Every entry below should be printed again exactly as it reads.

→ **Records**
+-------+

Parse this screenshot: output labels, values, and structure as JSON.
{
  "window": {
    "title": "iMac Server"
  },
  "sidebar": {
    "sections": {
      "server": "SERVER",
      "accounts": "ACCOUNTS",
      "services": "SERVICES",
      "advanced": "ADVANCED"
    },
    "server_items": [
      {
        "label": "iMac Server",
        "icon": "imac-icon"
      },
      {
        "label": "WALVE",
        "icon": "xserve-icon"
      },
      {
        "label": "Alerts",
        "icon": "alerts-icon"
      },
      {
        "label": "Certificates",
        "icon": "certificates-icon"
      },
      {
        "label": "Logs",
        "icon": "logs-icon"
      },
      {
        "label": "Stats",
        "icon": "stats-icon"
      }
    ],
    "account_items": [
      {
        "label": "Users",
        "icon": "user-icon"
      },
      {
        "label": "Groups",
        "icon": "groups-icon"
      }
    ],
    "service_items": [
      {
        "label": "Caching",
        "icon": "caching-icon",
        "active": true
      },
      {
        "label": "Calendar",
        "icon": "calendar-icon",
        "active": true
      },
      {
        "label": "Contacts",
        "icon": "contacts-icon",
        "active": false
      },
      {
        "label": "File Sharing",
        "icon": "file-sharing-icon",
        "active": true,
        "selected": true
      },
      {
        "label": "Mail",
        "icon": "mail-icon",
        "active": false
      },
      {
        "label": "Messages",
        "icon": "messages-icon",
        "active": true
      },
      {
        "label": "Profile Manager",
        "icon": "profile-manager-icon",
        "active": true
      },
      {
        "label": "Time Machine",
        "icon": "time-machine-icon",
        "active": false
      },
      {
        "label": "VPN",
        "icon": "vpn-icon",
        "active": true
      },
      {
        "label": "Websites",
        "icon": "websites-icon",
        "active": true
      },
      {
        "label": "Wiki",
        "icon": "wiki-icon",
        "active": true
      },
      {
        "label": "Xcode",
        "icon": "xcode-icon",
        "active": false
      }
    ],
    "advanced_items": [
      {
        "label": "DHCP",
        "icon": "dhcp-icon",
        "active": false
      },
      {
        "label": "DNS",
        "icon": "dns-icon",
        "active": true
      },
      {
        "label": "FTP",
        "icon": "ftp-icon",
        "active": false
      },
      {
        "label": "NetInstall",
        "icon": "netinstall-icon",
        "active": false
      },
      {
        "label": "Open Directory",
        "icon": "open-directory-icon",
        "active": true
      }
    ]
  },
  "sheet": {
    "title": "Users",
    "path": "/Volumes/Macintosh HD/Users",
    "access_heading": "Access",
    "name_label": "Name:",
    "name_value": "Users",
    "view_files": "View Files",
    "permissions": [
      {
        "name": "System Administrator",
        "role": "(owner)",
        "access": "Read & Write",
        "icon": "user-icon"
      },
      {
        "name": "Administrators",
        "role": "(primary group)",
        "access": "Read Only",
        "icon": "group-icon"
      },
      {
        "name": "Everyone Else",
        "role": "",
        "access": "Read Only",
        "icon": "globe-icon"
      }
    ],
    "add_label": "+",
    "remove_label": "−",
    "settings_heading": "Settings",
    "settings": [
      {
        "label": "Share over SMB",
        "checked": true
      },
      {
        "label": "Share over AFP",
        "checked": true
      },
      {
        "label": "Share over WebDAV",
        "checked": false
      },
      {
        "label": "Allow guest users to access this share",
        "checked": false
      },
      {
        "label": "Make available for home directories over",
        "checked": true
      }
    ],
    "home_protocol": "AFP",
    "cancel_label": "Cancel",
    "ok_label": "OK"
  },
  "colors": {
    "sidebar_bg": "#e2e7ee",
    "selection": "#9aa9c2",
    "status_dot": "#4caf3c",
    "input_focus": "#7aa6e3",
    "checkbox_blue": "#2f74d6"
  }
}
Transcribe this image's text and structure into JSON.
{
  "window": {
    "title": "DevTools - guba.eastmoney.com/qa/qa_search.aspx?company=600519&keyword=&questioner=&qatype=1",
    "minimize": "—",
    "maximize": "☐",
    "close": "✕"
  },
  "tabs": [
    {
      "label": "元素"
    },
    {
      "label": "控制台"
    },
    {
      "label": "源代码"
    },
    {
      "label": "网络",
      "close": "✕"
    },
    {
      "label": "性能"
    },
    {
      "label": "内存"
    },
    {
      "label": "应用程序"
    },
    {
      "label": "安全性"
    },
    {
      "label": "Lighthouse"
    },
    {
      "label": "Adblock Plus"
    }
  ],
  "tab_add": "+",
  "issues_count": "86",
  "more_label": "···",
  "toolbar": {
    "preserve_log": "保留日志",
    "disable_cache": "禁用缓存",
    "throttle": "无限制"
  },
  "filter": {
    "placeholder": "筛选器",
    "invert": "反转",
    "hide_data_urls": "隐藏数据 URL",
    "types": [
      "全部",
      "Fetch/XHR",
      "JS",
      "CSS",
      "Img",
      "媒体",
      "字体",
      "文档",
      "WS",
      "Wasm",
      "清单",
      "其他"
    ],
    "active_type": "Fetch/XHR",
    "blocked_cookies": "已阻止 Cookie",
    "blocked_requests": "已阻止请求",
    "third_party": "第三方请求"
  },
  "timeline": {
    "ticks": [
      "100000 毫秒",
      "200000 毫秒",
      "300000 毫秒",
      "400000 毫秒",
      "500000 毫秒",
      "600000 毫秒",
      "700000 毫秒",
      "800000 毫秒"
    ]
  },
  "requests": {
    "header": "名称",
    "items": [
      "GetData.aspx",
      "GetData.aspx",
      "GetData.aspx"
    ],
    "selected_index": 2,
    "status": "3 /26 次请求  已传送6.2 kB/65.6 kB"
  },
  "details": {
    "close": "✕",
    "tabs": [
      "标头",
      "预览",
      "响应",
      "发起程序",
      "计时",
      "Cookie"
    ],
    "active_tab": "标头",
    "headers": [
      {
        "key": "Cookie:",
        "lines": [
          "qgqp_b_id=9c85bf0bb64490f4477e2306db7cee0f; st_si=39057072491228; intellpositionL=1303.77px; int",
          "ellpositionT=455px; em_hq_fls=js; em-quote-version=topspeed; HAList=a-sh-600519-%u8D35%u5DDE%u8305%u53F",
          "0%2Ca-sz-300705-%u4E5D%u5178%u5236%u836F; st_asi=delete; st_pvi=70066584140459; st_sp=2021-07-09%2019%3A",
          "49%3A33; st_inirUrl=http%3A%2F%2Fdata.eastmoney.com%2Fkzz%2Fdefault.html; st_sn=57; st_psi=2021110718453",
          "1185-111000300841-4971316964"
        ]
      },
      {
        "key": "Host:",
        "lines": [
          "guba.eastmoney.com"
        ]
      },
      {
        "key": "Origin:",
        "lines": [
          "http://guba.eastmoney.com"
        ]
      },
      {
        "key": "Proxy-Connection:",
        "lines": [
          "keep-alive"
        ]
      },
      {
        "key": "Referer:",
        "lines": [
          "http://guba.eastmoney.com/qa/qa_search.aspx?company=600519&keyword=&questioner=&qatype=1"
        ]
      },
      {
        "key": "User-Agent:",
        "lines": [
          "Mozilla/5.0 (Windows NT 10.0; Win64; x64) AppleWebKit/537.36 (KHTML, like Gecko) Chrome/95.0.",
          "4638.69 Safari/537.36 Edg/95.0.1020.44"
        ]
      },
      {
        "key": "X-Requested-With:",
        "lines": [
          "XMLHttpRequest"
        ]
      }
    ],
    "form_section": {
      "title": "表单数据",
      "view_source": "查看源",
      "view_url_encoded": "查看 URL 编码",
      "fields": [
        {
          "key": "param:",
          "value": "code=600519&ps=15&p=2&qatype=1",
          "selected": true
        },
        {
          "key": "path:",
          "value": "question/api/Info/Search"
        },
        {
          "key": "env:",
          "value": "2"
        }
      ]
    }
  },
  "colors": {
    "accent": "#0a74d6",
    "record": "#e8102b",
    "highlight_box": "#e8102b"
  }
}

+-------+

→ **Result**
Parse this screenshot: output labels, values, and structure as JSON.
{
  "window": {
    "title": "iMac Server"
  },
  "sidebar": {
    "sections": {
      "server": "SERVER",
      "accounts": "ACCOUNTS",
      "services": "SERVICES",
      "advanced": "ADVANCED"
    },
    "server_items": [
      {
        "label": "iMac Server",
        "icon": "imac-icon"
      },
      {
        "label": "WALVE",
        "icon": "xserve-icon"
      },
      {
        "label": "Alerts",
        "icon": "alerts-icon"
      },
      {
        "label": "Certificates",
        "icon": "certificates-icon"
      },
      {
        "label": "Logs",
        "icon": "logs-icon"
      },
      {
        "label": "Stats",
        "icon": "stats-icon"
      }
    ],
    "account_items": [
      {
        "label": "Users",
        "icon": "user-icon"
      },
      {
        "label": "Groups",
        "icon": "groups-icon"
      }
    ],
    "service_items": [
      {
        "label": "Caching",
        "icon": "caching-icon",
        "active": true
      },
      {
        "label": "Calendar",
        "icon": "calendar-icon",
        "active": true
      },
      {
        "label": "Contacts",
        "icon": "contacts-icon",
        "active": false
      },
      {
        "label": "File Sharing",
        "icon": "file-sharing-icon",
        "active": true,
        "selected": true
      },
      {
        "label": "Mail",
        "icon": "mail-icon",
        "active": false
      },
      {
        "label": "Messages",
        "icon": "messages-icon",
        "active": true
      },
      {
        "label": "Profile Manager",
        "icon": "profile-manager-icon",
        "active": true
      },
      {
        "label": "Time Machine",
        "icon": "time-machine-icon",
        "active": false
      },
      {
        "label": "VPN",
        "icon": "vpn-icon",
        "active": true
      },
      {
        "label": "Websites",
        "icon": "websites-icon",
        "active": true
      },
      {
        "label": "Wiki",
        "icon": "wiki-icon",
        "active": true
      },
      {
        "label": "Xcode",
        "icon": "xcode-icon",
        "active": false
      }
    ],
    "advanced_items": [
      {
        "label": "DHCP",
        "icon": "dhcp-icon",
        "active": false
      },
      {
        "label": "DNS",
        "icon": "dns-icon",
        "active": true
      },
      {
        "label": "FTP",
        "icon": "ftp-icon",
        "active": false
      },
      {
        "label": "NetInstall",
        "icon": "netinstall-icon",
        "active": false
      },
      {
        "label": "Open Directory",
        "icon": "open-directory-icon",
        "active": true
      }
    ]
  },
  "sheet": {
    "title": "Users",
    "path": "/Volumes/Macintosh HD/Users",
    "access_heading": "Access",
    "name_label": "Name:",
    "name_value": "Users",
    "view_files": "View Files",
    "permissions": [
      {
        "name": "System Administrator",
        "role": "(owner)",
        "access": "Read & Write",
        "icon": "user-icon"
      },
      {
        "name": "Administrators",
        "role": "(primary group)",
        "access": "Read Only",
        "icon": "group-icon"
      },
      {
        "name": "Everyone Else",
        "role": "",
        "access": "Read Only",
        "icon": "globe-icon"
      }
    ],
    "add_label": "+",
    "remove_label": "−",
    "settings_heading": "Settings",
    "settings": [
      {
        "label": "Share over SMB",
        "checked": true
      },
      {
        "label": "Share over AFP",
        "checked": true
      },
      {
        "label": "Share over WebDAV",
        "checked": false
      },
      {
        "label": "Allow guest users to access this share",
        "checked": false
      },
      {
        "label": "Make available for home directories over",
        "checked": true
      }
    ],
    "home_protocol": "AFP",
    "cancel_label": "Cancel",
    "ok_label": "OK"
  },
  "colors": {
    "sidebar_bg": "#e2e7ee",
    "selection": "#9aa9c2",
    "status_dot": "#4caf3c",
    "input_focus": "#7aa6e3",
    "checkbox_blue": "#2f74d6"
  }
}
Transcribe this image's text and structure into JSON.
{
  "window": {
    "title": "DevTools - guba.eastmoney.com/qa/qa_search.aspx?company=600519&keyword=&questioner=&qatype=1",
    "minimize": "—",
    "maximize": "☐",
    "close": "✕"
  },
  "tabs": [
    {
      "label": "元素"
    },
    {
      "label": "控制台"
    },
    {
      "label": "源代码"
    },
    {
      "label": "网络",
      "close": "✕"
    },
    {
      "label": "性能"
    },
    {
      "label": "内存"
    },
    {
      "label": "应用程序"
    },
    {
      "label": "安全性"
    },
    {
      "label": "Lighthouse"
    },
    {
      "label": "Adblock Plus"
    }
  ],
  "tab_add": "+",
  "issues_count": "86",
  "more_label": "···",
  "toolbar": {
    "preserve_log": "保留日志",
    "disable_cache": "禁用缓存",
    "throttle": "无限制"
  },
  "filter": {
    "placeholder": "筛选器",
    "invert": "反转",
    "hide_data_urls": "隐藏数据 URL",
    "types": [
      "全部",
      "Fetch/XHR",
      "JS",
      "CSS",
      "Img",
      "媒体",
      "字体",
      "文档",
      "WS",
      "Wasm",
      "清单",
      "其他"
    ],
    "active_type": "Fetch/XHR",
    "blocked_cookies": "已阻止 Cookie",
    "blocked_requests": "已阻止请求",
    "third_party": "第三方请求"
  },
  "timeline": {
    "ticks": [
      "100000 毫秒",
      "200000 毫秒",
      "300000 毫秒",
      "400000 毫秒",
      "500000 毫秒",
      "600000 毫秒",
      "700000 毫秒",
      "800000 毫秒"
    ]
  },
  "requests": {
    "header": "名称",
    "items": [
      "GetData.aspx",
      "GetData.aspx",
      "GetData.aspx"
    ],
    "selected_index": 2,
    "status": "3 /26 次请求  已传送6.2 kB/65.6 kB"
  },
  "details": {
    "close": "✕",
    "tabs": [
      "标头",
      "预览",
      "响应",
      "发起程序",
      "计时",
      "Cookie"
    ],
    "active_tab": "标头",
    "headers": [
      {
        "key": "Cookie:",
        "lines": [
          "qgqp_b_id=9c85bf0bb64490f4477e2306db7cee0f; st_si=39057072491228; intellpositionL=1303.77px; int",
          "ellpositionT=455px; em_hq_fls=js; em-quote-version=topspeed; HAList=a-sh-600519-%u8D35%u5DDE%u8305%u53F",
          "0%2Ca-sz-300705-%u4E5D%u5178%u5236%u836F; st_asi=delete; st_pvi=70066584140459; st_sp=2021-07-09%2019%3A",
          "49%3A33; st_inirUrl=http%3A%2F%2Fdata.eastmoney.com%2Fkzz%2Fdefault.html; st_sn=57; st_psi=2021110718453",
          "1185-111000300841-4971316964"
        ]
      },
      {
        "key": "Host:",
        "lines": [
          "guba.eastmoney.com"
        ]
      },
      {
        "key": "Origin:",
        "lines": [
          "http://guba.eastmoney.com"
        ]
      },
      {
        "key": "Proxy-Connection:",
        "lines": [
          "keep-alive"
        ]
      },
      {
        "key": "Referer:",
        "lines": [
          "http://guba.eastmoney.com/qa/qa_search.aspx?company=600519&keyword=&questioner=&qatype=1"
        ]
      },
      {
        "key": "User-Agent:",
        "lines": [
          "Mozilla/5.0 (Windows NT 10.0; Win64; x64) AppleWebKit/537.36 (KHTML, like Gecko) Chrome/95.0.",
          "4638.69 Safari/537.36 Edg/95.0.1020.44"
        ]
      },
      {
        "key": "X-Requested-With:",
        "lines": [
          "XMLHttpRequest"
        ]
      }
    ],
    "form_section": {
      "title": "表单数据",
      "view_source": "查看源",
      "view_url_encoded": "查看 URL 编码",
      "fields": [
        {
          "key": "param:",
          "value": "code=600519&ps=15&p=2&qatype=1",
          "selected": true
        },
        {
          "key": "path:",
          "value": "question/api/Info/Search"
        },
        {
          "key": "env:",
          "value": "2"
        }
      ]
    }
  },
  "colors": {
    "accent": "#0a74d6",
    "record": "#e8102b",
    "highlight_box": "#e8102b"
  }
}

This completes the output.